And this is where I can’t get past it. I know it’s my problem, and being so fucking ethical is both a blessing and a curse. But here’s the point: we all have a story; we all have that story carved into our DNA; and that story is what led us to where and who we are. More often than not, that story doesn’t involve cheating, unethical behavior, lying, and excuses. What it does involve is sleepless nights, self-doubt, overly critical thinking and a cursed approach to doing things through the old adage of hard work. Unfortunately, that story is boring. It’s been told a million times and no one wants to hear it anymore. And it’s not just my story; it’s the story of many of my colleagues, friends and acquaintances. We’ve all been deleted and relegated to the trash bin. Oh now you’re just exaggerating, you just need to work harder and not let it get you down, I’ve been told (as have my friends, colleagues, acquaintances) the problem with that? You’re telling me I need to accept cheating as a viable business tactic or change my story; change my DNA; change how I am as a person. In other words, sell my soul to the devil for a chance at redemption. Funny thing is, I have nothing to redeem myself for. I’m boring. And yet somewhere along the timeline, this story of “living the American dream” became obsolete.  A story I grew up on is now a fairy tale of unimaginable characters. It’s a different fairy tale, one that is now about accepting lies as truth.  So before you tell me and my colleagues and friends to just get over it, ask yourself what your story is. And I’m not talking about your happy Instagram or Facebook story. I’m talking about what got you to where you are today. Did you lie and cheat to get there? Did you wrestle with self-doubt, judgment, responsibility or did you make excuses and blame someone else? It takes a lot hard work to stay ahead of the curve, I get that. And looking for a shortcut is just human nature. It’s just not in my nature, and for what it’s worth, I’m proud of that. There’s no money in that. No press coverage. No articles. No interest. And now I just need to be OK with that. My question to you is, are you OK with it too?

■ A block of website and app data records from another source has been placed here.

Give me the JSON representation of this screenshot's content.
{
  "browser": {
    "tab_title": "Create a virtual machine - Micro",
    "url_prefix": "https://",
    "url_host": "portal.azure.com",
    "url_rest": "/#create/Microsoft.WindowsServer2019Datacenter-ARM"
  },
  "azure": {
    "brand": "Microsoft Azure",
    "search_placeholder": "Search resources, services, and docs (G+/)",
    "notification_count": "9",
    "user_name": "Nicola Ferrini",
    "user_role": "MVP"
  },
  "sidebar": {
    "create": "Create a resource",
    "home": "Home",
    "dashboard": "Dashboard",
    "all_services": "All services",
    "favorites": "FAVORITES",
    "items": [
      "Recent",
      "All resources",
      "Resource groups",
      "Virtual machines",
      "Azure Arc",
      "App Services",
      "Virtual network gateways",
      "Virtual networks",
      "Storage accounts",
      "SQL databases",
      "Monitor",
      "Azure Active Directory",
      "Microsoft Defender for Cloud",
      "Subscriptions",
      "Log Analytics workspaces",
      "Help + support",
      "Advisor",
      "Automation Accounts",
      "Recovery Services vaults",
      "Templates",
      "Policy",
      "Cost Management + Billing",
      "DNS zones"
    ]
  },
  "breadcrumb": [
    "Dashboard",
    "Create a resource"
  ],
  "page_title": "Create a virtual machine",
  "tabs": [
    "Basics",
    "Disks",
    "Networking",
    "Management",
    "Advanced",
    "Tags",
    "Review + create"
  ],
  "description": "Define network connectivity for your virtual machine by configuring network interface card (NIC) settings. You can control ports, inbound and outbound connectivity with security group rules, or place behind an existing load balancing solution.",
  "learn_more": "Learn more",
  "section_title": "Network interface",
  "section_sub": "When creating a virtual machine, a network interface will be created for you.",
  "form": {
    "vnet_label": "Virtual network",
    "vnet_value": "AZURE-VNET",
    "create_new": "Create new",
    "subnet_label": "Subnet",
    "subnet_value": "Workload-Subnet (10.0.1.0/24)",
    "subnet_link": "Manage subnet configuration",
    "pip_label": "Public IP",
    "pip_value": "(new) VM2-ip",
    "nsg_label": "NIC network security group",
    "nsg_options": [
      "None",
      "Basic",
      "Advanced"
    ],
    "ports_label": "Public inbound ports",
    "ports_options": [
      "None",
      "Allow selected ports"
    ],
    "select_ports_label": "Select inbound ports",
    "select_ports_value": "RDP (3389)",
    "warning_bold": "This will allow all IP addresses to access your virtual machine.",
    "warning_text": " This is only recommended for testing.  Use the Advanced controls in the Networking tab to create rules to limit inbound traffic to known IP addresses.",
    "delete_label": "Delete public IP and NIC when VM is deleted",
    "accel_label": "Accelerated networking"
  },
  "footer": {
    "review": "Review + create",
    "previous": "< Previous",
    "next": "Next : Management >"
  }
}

VELO CYCLIST PHOTOS

LIKE US ON FACEBOOK

TAGS

close

KEEP IN TOUCH

Join the Velo Classic peloton for the latest news, custom trips, VIP Hospitality offers, special events and freebies